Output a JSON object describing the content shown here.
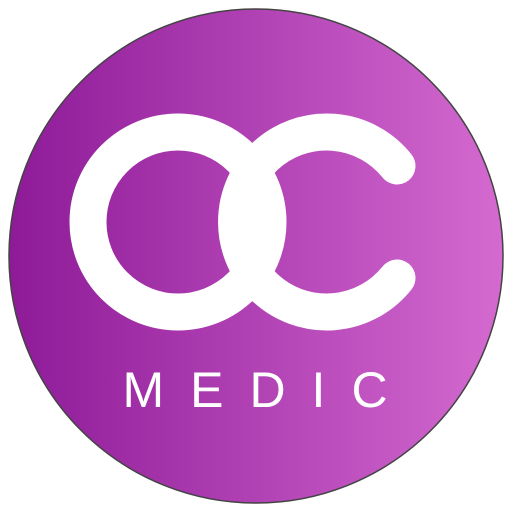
{
  "logo": {
    "letters": "OC",
    "wordmark": "MEDIC"
  },
  "colors": {
    "gradient_start": "#8e1a98",
    "gradient_end": "#d46ad0",
    "outline": "#444444",
    "glyph": "#ffffff"
  }
}
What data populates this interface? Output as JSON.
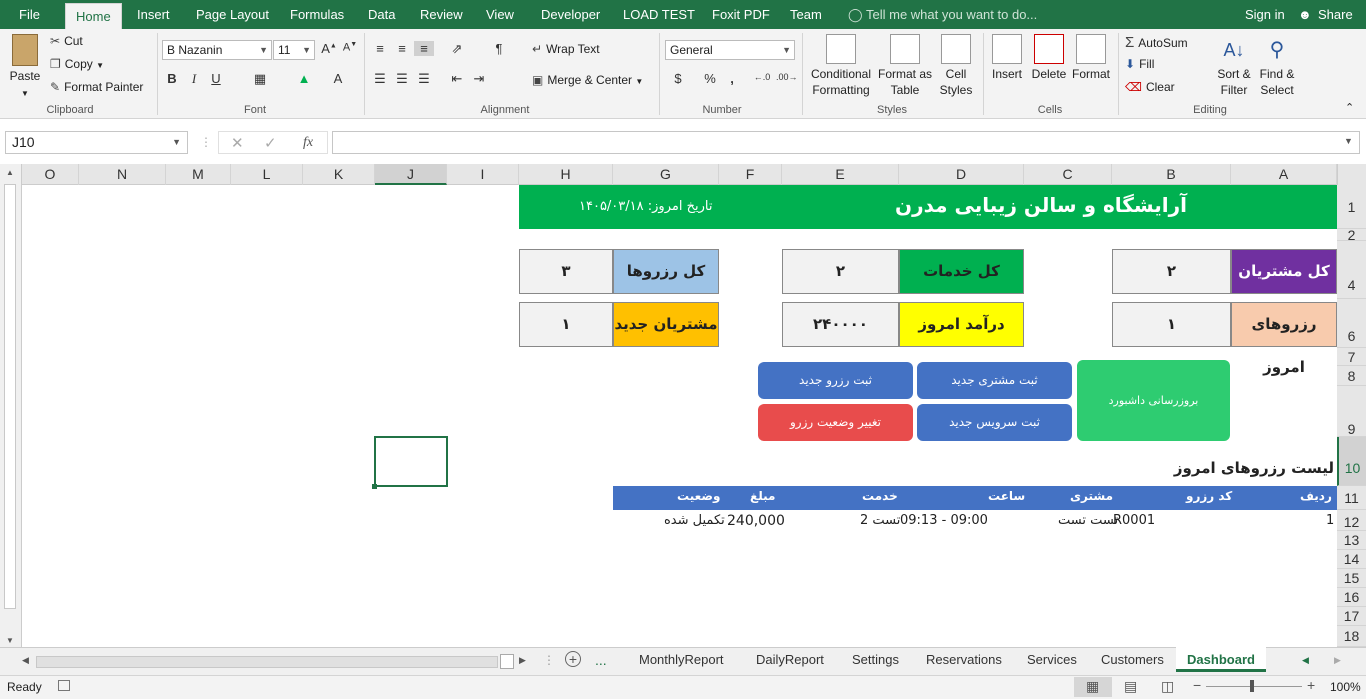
{
  "ribbon_tabs": [
    "File",
    "Home",
    "Insert",
    "Page Layout",
    "Formulas",
    "Data",
    "Review",
    "View",
    "Developer",
    "LOAD TEST",
    "Foxit PDF",
    "Team"
  ],
  "tell_me": "Tell me what you want to do...",
  "sign_in": "Sign in",
  "share": "Share",
  "clipboard": {
    "paste": "Paste",
    "cut": "Cut",
    "copy": "Copy",
    "format_painter": "Format Painter",
    "label": "Clipboard"
  },
  "font": {
    "name": "B Nazanin",
    "size": "11",
    "bold": "B",
    "italic": "I",
    "underline": "U",
    "label": "Font"
  },
  "alignment": {
    "wrap": "Wrap Text",
    "merge": "Merge & Center",
    "label": "Alignment"
  },
  "number": {
    "format": "General",
    "currency": "$",
    "percent": "%",
    "comma": ",",
    "label": "Number"
  },
  "styles": {
    "conditional": "Conditional Formatting",
    "format_table": "Format as Table",
    "cell_styles": "Cell Styles",
    "label": "Styles"
  },
  "cells": {
    "insert": "Insert",
    "delete": "Delete",
    "format": "Format",
    "label": "Cells"
  },
  "editing": {
    "autosum": "AutoSum",
    "fill": "Fill",
    "clear": "Clear",
    "sort": "Sort & Filter",
    "find": "Find & Select",
    "label": "Editing"
  },
  "formula_bar": {
    "name_box": "J10",
    "fx": "fx",
    "value": ""
  },
  "columns": [
    "O",
    "N",
    "M",
    "L",
    "K",
    "J",
    "I",
    "H",
    "G",
    "F",
    "E",
    "D",
    "C",
    "B",
    "A"
  ],
  "rows": [
    "1",
    "2",
    "4",
    "6",
    "7",
    "8",
    "9",
    "10",
    "11",
    "12",
    "13",
    "14",
    "15",
    "16",
    "17",
    "18"
  ],
  "dashboard": {
    "title": "آرایشگاه و سالن زیبایی مدرن",
    "date_label": "تاریخ امروز: ۱۴۰۵/۰۳/۱۸",
    "kpis": {
      "total_customers_label": "کل مشتریان",
      "total_customers": "۲",
      "total_services_label": "کل خدمات",
      "total_services": "۲",
      "total_reservations_label": "کل رزروها",
      "total_reservations": "۳",
      "today_reservations_label": "رزروهای امروز",
      "today_reservations": "۱",
      "today_income_label": "درآمد امروز",
      "today_income": "۲۴۰۰۰۰",
      "new_customers_label": "مشتریان جدید",
      "new_customers": "۱"
    },
    "buttons": {
      "refresh": "بروزرسانی داشبورد",
      "new_customer": "ثبت مشتری جدید",
      "new_reservation": "ثبت رزرو جدید",
      "new_service": "ثبت سرویس جدید",
      "change_status": "تغییر وضعیت رزرو"
    },
    "list_title": "لیست رزروهای امروز",
    "table_headers": [
      "ردیف",
      "کد رزرو",
      "مشتری",
      "ساعت",
      "خدمت",
      "مبلغ",
      "وضعیت"
    ],
    "table_rows": [
      [
        "1",
        "R0001",
        "تست تست",
        "09:00 - 09:13",
        "تست 2",
        "240,000",
        "تکمیل شده"
      ]
    ]
  },
  "sheet_tabs": [
    "MonthlyReport",
    "DailyReport",
    "Settings",
    "Reservations",
    "Services",
    "Customers",
    "Dashboard"
  ],
  "status": {
    "ready": "Ready",
    "zoom": "100%"
  },
  "colors": {
    "green": "#00b050",
    "purple": "#7030a0",
    "yellow": "#ffff00",
    "light_blue": "#9dc3e6",
    "orange": "#ffc000",
    "peach": "#f8cbad",
    "blue_btn": "#4472c4",
    "red_btn": "#e84c4c",
    "green_btn": "#2ecc71",
    "excel_green": "#217346"
  }
}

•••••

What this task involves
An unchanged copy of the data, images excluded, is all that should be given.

Solution to this exercise
Output a JSON object describing the content shown here.
{
  "logo": {
    "letters": "OC",
    "wordmark": "MEDIC"
  },
  "colors": {
    "gradient_start": "#8e1a98",
    "gradient_end": "#d46ad0",
    "outline": "#444444",
    "glyph": "#ffffff"
  }
}
What data populates this interface? Output as JSON.
{
  "ribbon_tabs": [
    "File",
    "Home",
    "Insert",
    "Page Layout",
    "Formulas",
    "Data",
    "Review",
    "View",
    "Developer",
    "LOAD TEST",
    "Foxit PDF",
    "Team"
  ],
  "tell_me": "Tell me what you want to do...",
  "sign_in": "Sign in",
  "share": "Share",
  "clipboard": {
    "paste": "Paste",
    "cut": "Cut",
    "copy": "Copy",
    "format_painter": "Format Painter",
    "label": "Clipboard"
  },
  "font": {
    "name": "B Nazanin",
    "size": "11",
    "bold": "B",
    "italic": "I",
    "underline": "U",
    "label": "Font"
  },
  "alignment": {
    "wrap": "Wrap Text",
    "merge": "Merge & Center",
    "label": "Alignment"
  },
  "number": {
    "format": "General",
    "currency": "$",
    "percent": "%",
    "comma": ",",
    "label": "Number"
  },
  "styles": {
    "conditional": "Conditional Formatting",
    "format_table": "Format as Table",
    "cell_styles": "Cell Styles",
    "label": "Styles"
  },
  "cells": {
    "insert": "Insert",
    "delete": "Delete",
    "format": "Format",
    "label": "Cells"
  },
  "editing": {
    "autosum": "AutoSum",
    "fill": "Fill",
    "clear": "Clear",
    "sort": "Sort & Filter",
    "find": "Find & Select",
    "label": "Editing"
  },
  "formula_bar": {
    "name_box": "J10",
    "fx": "fx",
    "value": ""
  },
  "columns": [
    "O",
    "N",
    "M",
    "L",
    "K",
    "J",
    "I",
    "H",
    "G",
    "F",
    "E",
    "D",
    "C",
    "B",
    "A"
  ],
  "rows": [
    "1",
    "2",
    "4",
    "6",
    "7",
    "8",
    "9",
    "10",
    "11",
    "12",
    "13",
    "14",
    "15",
    "16",
    "17",
    "18"
  ],
  "dashboard": {
    "title": "آرایشگاه و سالن زیبایی مدرن",
    "date_label": "تاریخ امروز: ۱۴۰۵/۰۳/۱۸",
    "kpis": {
      "total_customers_label": "کل مشتریان",
      "total_customers": "۲",
      "total_services_label": "کل خدمات",
      "total_services": "۲",
      "total_reservations_label": "کل رزروها",
      "total_reservations": "۳",
      "today_reservations_label": "رزروهای امروز",
      "today_reservations": "۱",
      "today_income_label": "درآمد امروز",
      "today_income": "۲۴۰۰۰۰",
      "new_customers_label": "مشتریان جدید",
      "new_customers": "۱"
    },
    "buttons": {
      "refresh": "بروزرسانی داشبورد",
      "new_customer": "ثبت مشتری جدید",
      "new_reservation": "ثبت رزرو جدید",
      "new_service": "ثبت سرویس جدید",
      "change_status": "تغییر وضعیت رزرو"
    },
    "list_title": "لیست رزروهای امروز",
    "table_headers": [
      "ردیف",
      "کد رزرو",
      "مشتری",
      "ساعت",
      "خدمت",
      "مبلغ",
      "وضعیت"
    ],
    "table_rows": [
      [
        "1",
        "R0001",
        "تست تست",
        "09:00 - 09:13",
        "تست 2",
        "240,000",
        "تکمیل شده"
      ]
    ]
  },
  "sheet_tabs": [
    "MonthlyReport",
    "DailyReport",
    "Settings",
    "Reservations",
    "Services",
    "Customers",
    "Dashboard"
  ],
  "status": {
    "ready": "Ready",
    "zoom": "100%"
  },
  "colors": {
    "green": "#00b050",
    "purple": "#7030a0",
    "yellow": "#ffff00",
    "light_blue": "#9dc3e6",
    "orange": "#ffc000",
    "peach": "#f8cbad",
    "blue_btn": "#4472c4",
    "red_btn": "#e84c4c",
    "green_btn": "#2ecc71",
    "excel_green": "#217346"
  }
}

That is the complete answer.